Susan is my dearest friend. We met in graduate school, getting to know one another in a particularly miserable novel writing class. Our professor was the kind of person who called all the women in class “You,” but he called all the males “Mr. [insert last name here]”. Needless to say, his misogyny encouraged the females to bond, and as a result, a friendship was born.
Susan is an amazing writer. The first time I read one of her stories, I knew she was a bona fide superstar. And her talents don’t stop there. As you’ll see from this post, she is scary smart. Plus, she’s a fabulous teacher and a super-mom. And, she’s beautiful, too! How lucky am I to have her as a friend and a guest blogger?
Today, she writes about the therapeutic nature of friendships, particularly the ones that take us through the stresses of college. I know that without all of our after-class chats and Thursday night pizza and Friends get-togethers, graduate school would have been a lot less bearable. I’m grateful for her friendship, and I’m so excited to share her post with all of you.
It’s been a long time since Gina and I shared the learning, laughter, stress, and roller coaster that graduate classes can bring. With the exception of (I think?) one class, we took all of our classes together, at first because of coincidence, but soon it occurred by design. What I remember most was the comradeship gained by sitting side by side during class, followed by chilly walks to our cars, chatting all the way.
The talks were not blatantly intellectual; there was enough of that going on for the three hours we had spent in class. Certainly, we shared our thoughts on the material discussed, but what was so important was the sense of decompression, the relief felt from sharing silly details from class. For example, on one occasion, our highly serious Virginia Woolf Seminar included a special guest: our professor’s frisky dachshund with an acute flatulence problem. The pungent gas emanating from this canine was silent but deadly. Of course, no one wanted to say anything: what could we say? This class was part of high academia, and in each class we deconstructed Woolf’s stream-of-consciousness modernism with the utmost acuity. But, let’s just say my turtleneck was stretched over my face, while Gina’s hand not only supported her chin, but also covered her nose. As I recall, we did not look at each other very much because we knew that we would burst out laughing if we did.

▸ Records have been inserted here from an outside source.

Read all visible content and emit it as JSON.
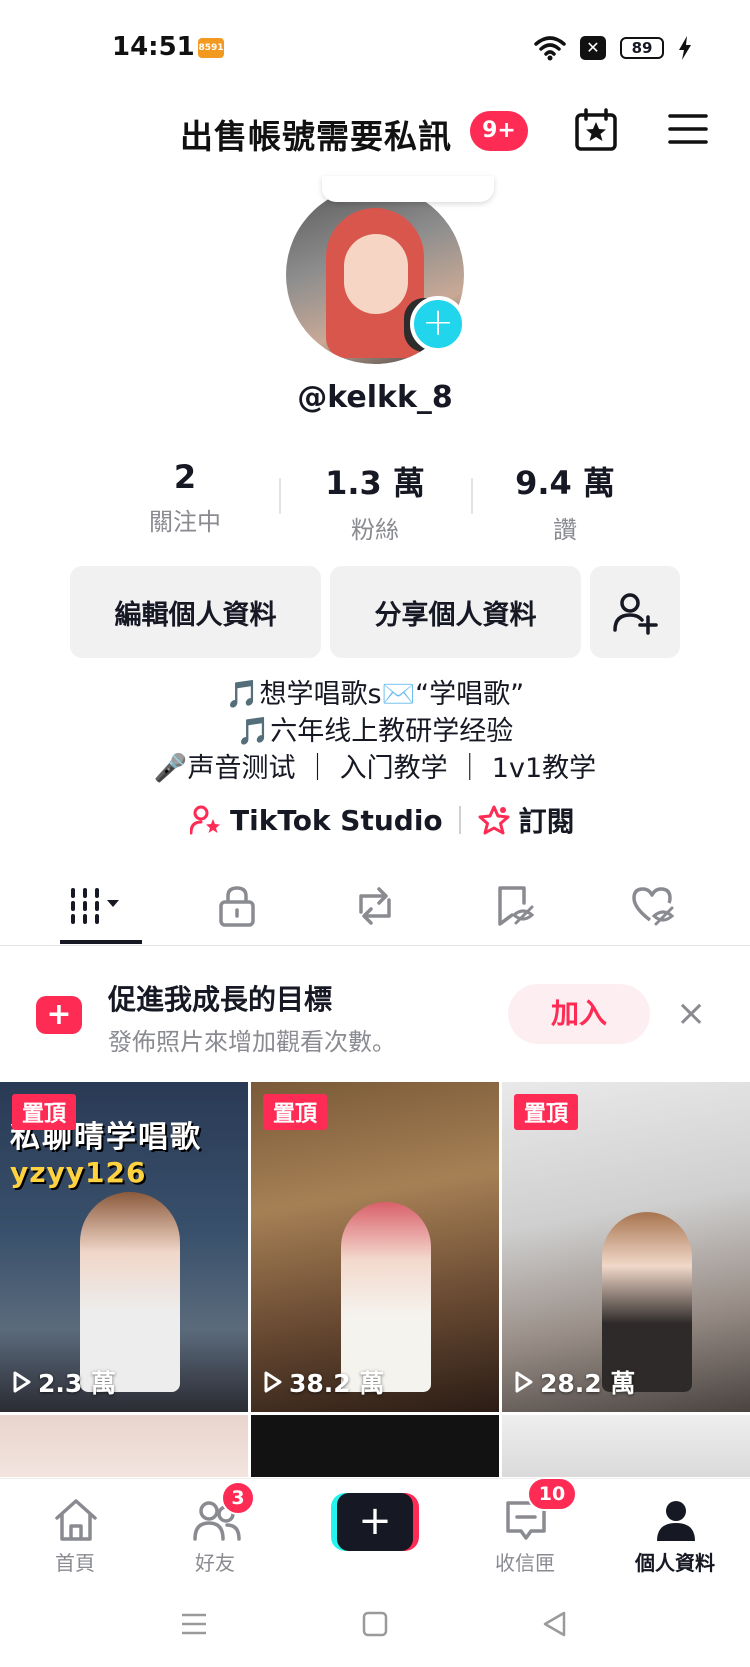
{
  "status_bar": {
    "time": "14:51",
    "app_badge": "8591",
    "battery": "89"
  },
  "header": {
    "title": "出售帳號需要私訊",
    "notification_count": "9+"
  },
  "profile": {
    "username": "@kelkk_8",
    "stats": [
      {
        "value": "2",
        "label": "關注中"
      },
      {
        "value": "1.3 萬",
        "label": "粉絲"
      },
      {
        "value": "9.4 萬",
        "label": "讚"
      }
    ],
    "edit_button": "編輯個人資料",
    "share_button": "分享個人資料",
    "bio": [
      "🎵想学唱歌s✉️“学唱歌”",
      "🎵六年线上教研学经验",
      "🎤声音测试 ｜ 入门教学 ｜ 1v1教学"
    ],
    "links": {
      "studio": "TikTok Studio",
      "subscribe": "訂閱"
    }
  },
  "growth": {
    "title": "促進我成長的目標",
    "subtitle": "發佈照片來增加觀看次數。",
    "join_button": "加入",
    "close": "×"
  },
  "videos": [
    {
      "pinned_label": "置頂",
      "plays": "2.3 萬",
      "overlay_title": "私聊晴学唱歌",
      "overlay_handle": "yzyy126"
    },
    {
      "pinned_label": "置頂",
      "plays": "38.2 萬"
    },
    {
      "pinned_label": "置頂",
      "plays": "28.2 萬"
    }
  ],
  "bottom_nav": {
    "home": "首頁",
    "friends": "好友",
    "friends_badge": "3",
    "inbox": "收信匣",
    "inbox_badge": "10",
    "profile": "個人資料"
  },
  "colors": {
    "brand_red": "#fe2c55",
    "brand_cyan": "#25f4ee",
    "text_primary": "#161823",
    "text_secondary": "#8a8b91"
  }
}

Catharsis. Cleansing. Clearing the serious nature of literary study with a hoot of laughter on the way to the car. Looking back, these experiences were as memorable and necessary to my graduate degree as the learning itself. Why? It was not just for the sense of fulfillment and support that this friendship provided. In short, sometimes we need to loosen the rhetoric and just live a little.
In a recent New York Times article, a scientific study analogized that downtime for the brain is like sleep for the body: it gives the mind the chance to re-group and to develop connections. So, as we trudged down the sidewalk with our mammoth backpacks trading stories about nonsense and fluff television, our unconscious minds may very well have been conjuring theses for analytical papers on Orlando and The Waves. Freud and Foucault may have been whispering through our synapses as we waxed poetic about the latest episode of Friends or the dust bunny lodged in a particularly pedantic student’s hair.
Or, at least I’d like to think so.
Now that I am an English professor, I notice that this same friendly banter and comradeship still takes place with my colleagues. However, now it happens in the adjunct faculty office, the cafeteria, and the classroom during the “changing of the guard” as students file in and out, flash drives are swapped at the teacher’s station, and essay piles are gathered. Like ships passing in the night, we sigh and smile and share a joke or a sarcastic jab: somehow, the brain clears. Somehow, we are ready.